Some of the SPEX models depend heavily on the BLAS and LAPACK linear algebra packages. The default routines are available in the SPEX source tree, but compiling those will not provide the best performance. The performance improves substantially if an optimized BLAS or LAPACK library is used. There are two tested options:
When compiling with the Intel Fortran compiler, using MKL is quite obvious. To link the MKL library, add the following option to the cmake command:
cmake . -DMKL=YES
If MKL is not set, cmake will look for other options, like OpenBLAS, if they are installed on your machine. If nothing is found, the non-optimized code in the SPEX source tree is used. On Mac, CMake could find the MacOS Accelerator framework.
The compilation of SPEX on MacOS is slightly more demanding. SPEX can run natively on MacOS (without ports), but then it needs a few pre-installed programs:
When all library dependencies are installed, the compilation process can begin. Execute cmake in the root directory of the SPEX source tree, where CMakeLists.txt is located (mind the dot):
unix:~/Software/SPEX-3.05.00-Source> cmake .
If no errors occured and all libraries were found, then type 'make':
When the program needs to be installed system wide, then execute:
unix:~/Software/SPEX-3.05.00-Source> sudo make install
The program will be installed to /opt/spex by default. Usually, administrator rights are necessary to copy the files to the right location.

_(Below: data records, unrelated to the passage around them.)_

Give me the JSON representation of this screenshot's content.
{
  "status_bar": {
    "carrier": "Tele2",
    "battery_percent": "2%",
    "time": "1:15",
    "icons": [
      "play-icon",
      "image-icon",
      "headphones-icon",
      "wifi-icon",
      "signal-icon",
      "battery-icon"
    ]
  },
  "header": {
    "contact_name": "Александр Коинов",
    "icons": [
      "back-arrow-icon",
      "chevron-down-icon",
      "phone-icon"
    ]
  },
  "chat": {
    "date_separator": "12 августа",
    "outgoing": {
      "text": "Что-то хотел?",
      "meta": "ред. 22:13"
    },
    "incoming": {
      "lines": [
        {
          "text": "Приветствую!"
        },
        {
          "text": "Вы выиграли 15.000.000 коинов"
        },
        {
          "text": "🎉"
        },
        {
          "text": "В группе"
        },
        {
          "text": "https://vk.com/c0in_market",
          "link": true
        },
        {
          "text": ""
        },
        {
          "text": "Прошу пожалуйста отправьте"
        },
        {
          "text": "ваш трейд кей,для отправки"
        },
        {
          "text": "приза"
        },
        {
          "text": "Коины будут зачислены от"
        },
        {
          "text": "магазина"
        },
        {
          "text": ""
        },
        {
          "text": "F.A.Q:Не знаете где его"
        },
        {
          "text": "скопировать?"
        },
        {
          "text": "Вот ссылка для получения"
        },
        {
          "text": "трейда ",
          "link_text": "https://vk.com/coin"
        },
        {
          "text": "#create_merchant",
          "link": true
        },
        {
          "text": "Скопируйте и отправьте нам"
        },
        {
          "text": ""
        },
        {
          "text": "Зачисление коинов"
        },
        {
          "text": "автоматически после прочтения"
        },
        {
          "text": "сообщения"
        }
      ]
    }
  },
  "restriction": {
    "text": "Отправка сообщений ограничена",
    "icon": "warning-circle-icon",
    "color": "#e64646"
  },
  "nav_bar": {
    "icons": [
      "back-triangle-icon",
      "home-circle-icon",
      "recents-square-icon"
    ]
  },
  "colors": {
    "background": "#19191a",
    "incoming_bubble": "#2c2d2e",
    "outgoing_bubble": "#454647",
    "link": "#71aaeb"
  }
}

There are several options that can be passed to CMake to influence the build process through the -D operator. Of course, all options can be combined in a single cmake call. See the cmake documentation and the CMakeLists.txt file for details.
Select a different fortran compiler:
unix:~/Software/SPEX-3.05.00-Source> cmake . -DCMAKE_Fortran_COMPILER=ifort
Install SPEX at a different location in the 'make install' step:
unix:~/Software/SPEX-3.05.00-Source> cmake . -DCMAKE_INSTALL_PREFIX=/home/user/software
The use of the SPEX libraries in the source tree can be forced:
unix:~/Software/SPEX-3.05.00-Source> cmake . -DCFITSIO=YES -DPGPLOT=YES
The command above will compile these libraries from the SPEX source tree. See the CMakeLists.txt file for more options.
CMake is shipped with a program to create install packages, called CPack. Install packages can be generated by simply calling 'cpack' after the 'make' has finished. Please see the CPack documentation and CMakeLists.txt for packageing options.